Tennyson wrote The Charge of the Light brigade about a massacre that happened during the Crimean War when British commanders foolishly sent The Light Brigade into withering fire. There are a number of interesting parallels between The Crimean War and our present adventure in Iraq.

Both were in the same region of the world. Both were corporate wars. The Crimean War was waged in behalf of the British East India Company and Lloyds of London just like the Iraq War was launched for the benefit of Halliburton et al.

They were both imperial wars for the purpose of controlling resources and trade routes. The Iraq War is being fought to secure oil supplies and the Crimean War was fought because Russia was threatening to control the Dardenelles, a passage vital to British shipping. The Afghan War of 2002 was waged to secure pipeline routes, not women's rights.

There was a 'coalition' in the Crimean War, even though it was primarily a British affair which was fought for British imperial motives. The Turks and the French participated, among others, against the Russians.

The Crimean War was the first war covered by modern war correspondents. The first real war correspondent was William Russell of the London Times. Russell's comments on the plight of the sick and wounded in the Crimea convinced Florence Nightingale to travel to Turkey to establish efficient and sanitary nursing facilities. And who knows? Perhaps Russell's graphic portrayal of the heroic though futile Charge of the Light Brigade in October 1854 directly inspired Tennyson's celebrated poem.

The Iraqi War has been televised and reported in detail. Correspondents travelled 'embedded' (in bed) with our forces. We see instant pictures of each smoking HumV where six more soldiers are killed by a roadside bomb. The American public has been in the living room of many grieving mothers and war widows via TV since the 'end of hostilities.'
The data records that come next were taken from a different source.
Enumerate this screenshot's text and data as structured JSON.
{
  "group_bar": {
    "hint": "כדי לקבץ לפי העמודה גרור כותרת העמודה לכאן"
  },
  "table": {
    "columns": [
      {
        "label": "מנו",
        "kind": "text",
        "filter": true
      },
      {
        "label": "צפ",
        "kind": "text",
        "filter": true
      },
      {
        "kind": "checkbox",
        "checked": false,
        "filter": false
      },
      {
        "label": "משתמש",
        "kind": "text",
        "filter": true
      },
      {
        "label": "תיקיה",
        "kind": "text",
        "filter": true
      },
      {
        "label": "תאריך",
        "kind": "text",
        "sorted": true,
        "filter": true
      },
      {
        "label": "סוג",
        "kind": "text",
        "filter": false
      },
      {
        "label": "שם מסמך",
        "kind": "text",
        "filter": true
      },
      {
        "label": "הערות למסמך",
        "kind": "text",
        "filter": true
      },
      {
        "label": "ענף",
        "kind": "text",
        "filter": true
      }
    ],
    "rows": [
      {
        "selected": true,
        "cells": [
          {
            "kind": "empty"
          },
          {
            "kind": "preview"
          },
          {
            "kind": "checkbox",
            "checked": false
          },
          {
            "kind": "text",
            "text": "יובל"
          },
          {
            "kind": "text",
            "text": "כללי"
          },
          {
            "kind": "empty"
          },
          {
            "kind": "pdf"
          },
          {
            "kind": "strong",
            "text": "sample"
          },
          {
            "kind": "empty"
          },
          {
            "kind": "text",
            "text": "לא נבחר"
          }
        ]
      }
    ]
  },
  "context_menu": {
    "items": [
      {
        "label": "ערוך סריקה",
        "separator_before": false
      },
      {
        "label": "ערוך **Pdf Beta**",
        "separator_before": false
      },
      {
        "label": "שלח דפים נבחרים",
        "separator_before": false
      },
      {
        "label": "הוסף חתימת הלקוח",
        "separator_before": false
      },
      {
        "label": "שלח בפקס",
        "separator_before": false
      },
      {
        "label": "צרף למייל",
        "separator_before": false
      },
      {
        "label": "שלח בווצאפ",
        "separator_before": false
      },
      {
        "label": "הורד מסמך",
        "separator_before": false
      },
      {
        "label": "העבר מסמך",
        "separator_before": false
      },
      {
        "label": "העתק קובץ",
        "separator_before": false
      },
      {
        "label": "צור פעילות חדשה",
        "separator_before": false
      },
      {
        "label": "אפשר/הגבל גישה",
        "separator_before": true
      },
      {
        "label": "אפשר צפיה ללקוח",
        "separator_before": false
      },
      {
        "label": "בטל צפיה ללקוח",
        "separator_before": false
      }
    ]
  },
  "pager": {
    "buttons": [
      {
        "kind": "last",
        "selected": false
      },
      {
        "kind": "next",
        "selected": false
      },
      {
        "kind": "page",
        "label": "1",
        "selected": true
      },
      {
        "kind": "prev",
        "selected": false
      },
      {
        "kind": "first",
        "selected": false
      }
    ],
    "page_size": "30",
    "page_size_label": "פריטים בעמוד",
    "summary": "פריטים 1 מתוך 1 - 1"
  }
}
Which brings us back to Florence Nightingale.
During the Crimean War she sought to improve the care of sick and wounded soldiers. She introduced women nurses into military hospitals, set up kitchens to provide suitable diets for the invalids, provided recreational facilities for convalescents and improved the distribution of supplies. These principles have been the basis for much Red Cross work in later wars.

In the Iraq War the International Red Cross, an organization whose inception was inspired by Nightingale's work, was instrumental in bringing to light the Abu Graib prison abuse scandal that has been the worldwide insignia of America's imperial ruthlessness in Iraq.

The Poet's Eye weeps for the more than six hundred Americans killed and the thousands wounded in an imperial war who's only purpose is enriching a few at the expense of many. And all because " Some one had blunder'd."


Cannon to right of them,
Cannon to left of them,
Cannon in front of them
Volley'd and thunder'd;
Storm'd at with shot and shell,
Boldly they rode and well,
Into the jaws of Death,
Into the mouth of Hell
Rode the six hundred.
--The Charge of the Light Brigade
by Tennyson